"Born in Nashville, Tenn., Chris, an American citizen, has lived in Toronto since 2007, with his expatriate father, a tenured theology professor at the University of Toronto’s Emmanuel College, and younger brother, Evan, 17, who is still in high school — both here on their father’s work permit. Shortly after arriving in Toronto, the family applied to immigrate from within Canada.

An early medical assessment by Citizenship and Immigration Canada concluded that Chris would place an “excessive demand” on health and social services, and hinder the family’s chances of being accepted.

Officials never met with Chris but deemed him “medically inadmissible” and estimated his care could cost Canadians $7,000 a year."

It remains to be seen whether people in Toronto and Ontario will exert the kind of pressure necessary to pressure politicians to take action to stop the division of this family.  New Brunswick is a small province where the Cheers refrain  "everybody knows your name" rings very true. Ontario, where I attended high school (Petawawa)  and Toronto, where I have previously worked and  lived are obviously much larger, urban and complex entities than New Brunswick.  Will the plight of one family facing division drive the good people of Ontario to take the intense, sustained action necessary to move politicians and bureaucrats to reverse this family dividing decision?  

Personally I hope so.  In the Reynolds case two sons have been living here for 4  years with their expatriate father who is a tenured professor of theology in Toronto.  I am very uncomfortable with Canada breaking up or exporting families solely because a family member has an autism spectrum diagnosis or any medical condition. There are differing opinions on these issues but I don't like it. To me it doesn't feel right. It doesn't feel Canadian. I am hoping for a Vancouver victory in the Stanley Cup Final tonight and I am hoping for a Reynolds family victory in their struggle to stay together. One family. In Canada.


Shannon said...

I hope the Canadian government decides to let them stay.

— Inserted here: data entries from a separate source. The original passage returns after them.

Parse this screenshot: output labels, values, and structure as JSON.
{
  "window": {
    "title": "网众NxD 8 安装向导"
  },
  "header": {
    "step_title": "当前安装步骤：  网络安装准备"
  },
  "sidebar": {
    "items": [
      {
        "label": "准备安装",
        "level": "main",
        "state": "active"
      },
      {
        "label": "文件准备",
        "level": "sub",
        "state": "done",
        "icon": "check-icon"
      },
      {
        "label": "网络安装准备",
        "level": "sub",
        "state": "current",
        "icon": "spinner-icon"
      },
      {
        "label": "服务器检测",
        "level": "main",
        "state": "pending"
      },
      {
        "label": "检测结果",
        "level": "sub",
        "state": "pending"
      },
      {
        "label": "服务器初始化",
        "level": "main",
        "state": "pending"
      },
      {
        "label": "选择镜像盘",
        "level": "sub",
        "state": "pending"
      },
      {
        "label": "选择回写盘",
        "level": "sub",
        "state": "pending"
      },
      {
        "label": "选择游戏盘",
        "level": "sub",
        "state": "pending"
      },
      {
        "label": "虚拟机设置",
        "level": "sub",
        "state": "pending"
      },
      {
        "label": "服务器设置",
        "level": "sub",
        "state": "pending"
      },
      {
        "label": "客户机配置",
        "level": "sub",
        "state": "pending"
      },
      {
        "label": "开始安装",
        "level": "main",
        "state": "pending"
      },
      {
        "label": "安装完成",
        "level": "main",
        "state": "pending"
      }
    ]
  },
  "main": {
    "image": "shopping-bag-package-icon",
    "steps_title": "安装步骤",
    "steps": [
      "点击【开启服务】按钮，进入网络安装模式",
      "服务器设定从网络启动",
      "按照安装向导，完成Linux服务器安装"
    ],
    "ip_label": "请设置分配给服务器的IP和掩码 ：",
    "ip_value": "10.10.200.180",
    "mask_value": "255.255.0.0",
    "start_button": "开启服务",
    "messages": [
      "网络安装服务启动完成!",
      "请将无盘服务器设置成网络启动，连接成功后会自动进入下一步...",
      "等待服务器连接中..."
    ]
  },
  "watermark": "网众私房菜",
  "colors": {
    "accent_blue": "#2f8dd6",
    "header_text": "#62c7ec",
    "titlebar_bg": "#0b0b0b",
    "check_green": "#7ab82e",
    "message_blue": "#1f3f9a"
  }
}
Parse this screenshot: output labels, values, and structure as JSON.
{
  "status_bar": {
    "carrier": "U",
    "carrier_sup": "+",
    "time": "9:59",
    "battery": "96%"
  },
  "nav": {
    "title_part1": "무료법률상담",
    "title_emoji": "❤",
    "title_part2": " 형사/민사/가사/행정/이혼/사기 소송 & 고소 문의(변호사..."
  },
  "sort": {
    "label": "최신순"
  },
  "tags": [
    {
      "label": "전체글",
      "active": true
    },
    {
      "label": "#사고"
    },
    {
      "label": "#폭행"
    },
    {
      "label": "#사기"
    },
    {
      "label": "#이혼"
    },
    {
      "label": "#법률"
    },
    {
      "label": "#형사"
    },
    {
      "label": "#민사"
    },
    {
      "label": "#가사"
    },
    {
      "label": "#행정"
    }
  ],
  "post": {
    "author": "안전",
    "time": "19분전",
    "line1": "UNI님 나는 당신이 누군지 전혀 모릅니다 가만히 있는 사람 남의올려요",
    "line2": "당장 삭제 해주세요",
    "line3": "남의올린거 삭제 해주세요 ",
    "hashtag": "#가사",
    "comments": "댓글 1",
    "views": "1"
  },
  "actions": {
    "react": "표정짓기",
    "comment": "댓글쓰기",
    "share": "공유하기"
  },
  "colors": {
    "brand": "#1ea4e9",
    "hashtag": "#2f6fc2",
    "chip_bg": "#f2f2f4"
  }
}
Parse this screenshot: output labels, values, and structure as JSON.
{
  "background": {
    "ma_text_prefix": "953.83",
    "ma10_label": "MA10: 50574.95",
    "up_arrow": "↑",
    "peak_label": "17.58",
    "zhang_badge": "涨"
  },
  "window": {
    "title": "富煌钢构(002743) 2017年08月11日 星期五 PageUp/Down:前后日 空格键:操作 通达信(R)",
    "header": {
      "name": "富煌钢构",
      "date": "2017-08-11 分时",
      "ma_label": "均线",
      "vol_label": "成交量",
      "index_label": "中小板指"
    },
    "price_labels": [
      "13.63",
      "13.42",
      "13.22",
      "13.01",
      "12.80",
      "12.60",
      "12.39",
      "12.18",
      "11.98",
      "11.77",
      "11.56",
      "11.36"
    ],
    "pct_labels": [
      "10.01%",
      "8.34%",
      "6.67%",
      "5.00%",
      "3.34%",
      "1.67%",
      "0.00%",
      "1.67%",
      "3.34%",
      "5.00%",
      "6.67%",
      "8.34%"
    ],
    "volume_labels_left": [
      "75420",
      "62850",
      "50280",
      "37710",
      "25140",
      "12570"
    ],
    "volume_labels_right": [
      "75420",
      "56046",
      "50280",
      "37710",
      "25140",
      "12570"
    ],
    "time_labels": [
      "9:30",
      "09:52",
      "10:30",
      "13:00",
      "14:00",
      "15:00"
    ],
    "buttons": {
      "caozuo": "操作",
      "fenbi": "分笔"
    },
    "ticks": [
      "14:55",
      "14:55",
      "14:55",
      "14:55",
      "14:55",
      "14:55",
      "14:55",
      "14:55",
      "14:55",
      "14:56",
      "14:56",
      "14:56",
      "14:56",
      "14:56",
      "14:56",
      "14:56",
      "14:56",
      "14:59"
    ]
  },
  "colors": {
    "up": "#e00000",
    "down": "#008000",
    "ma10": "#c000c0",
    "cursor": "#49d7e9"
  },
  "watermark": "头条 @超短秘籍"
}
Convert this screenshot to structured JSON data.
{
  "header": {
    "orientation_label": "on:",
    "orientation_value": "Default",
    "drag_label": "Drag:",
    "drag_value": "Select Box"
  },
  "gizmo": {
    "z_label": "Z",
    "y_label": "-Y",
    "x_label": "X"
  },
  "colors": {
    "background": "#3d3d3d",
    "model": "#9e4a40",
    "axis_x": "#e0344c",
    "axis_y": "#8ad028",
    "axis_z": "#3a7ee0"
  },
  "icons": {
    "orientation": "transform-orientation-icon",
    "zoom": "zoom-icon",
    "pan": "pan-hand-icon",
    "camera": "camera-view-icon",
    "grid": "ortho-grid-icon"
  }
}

Breaking up a loving family is never justifiable!

Adrianna said...

What's the fascination lately with harassing people with disabilities who are in Canada legally and whose parents work? Aren't there other people they could harass who deserve it more?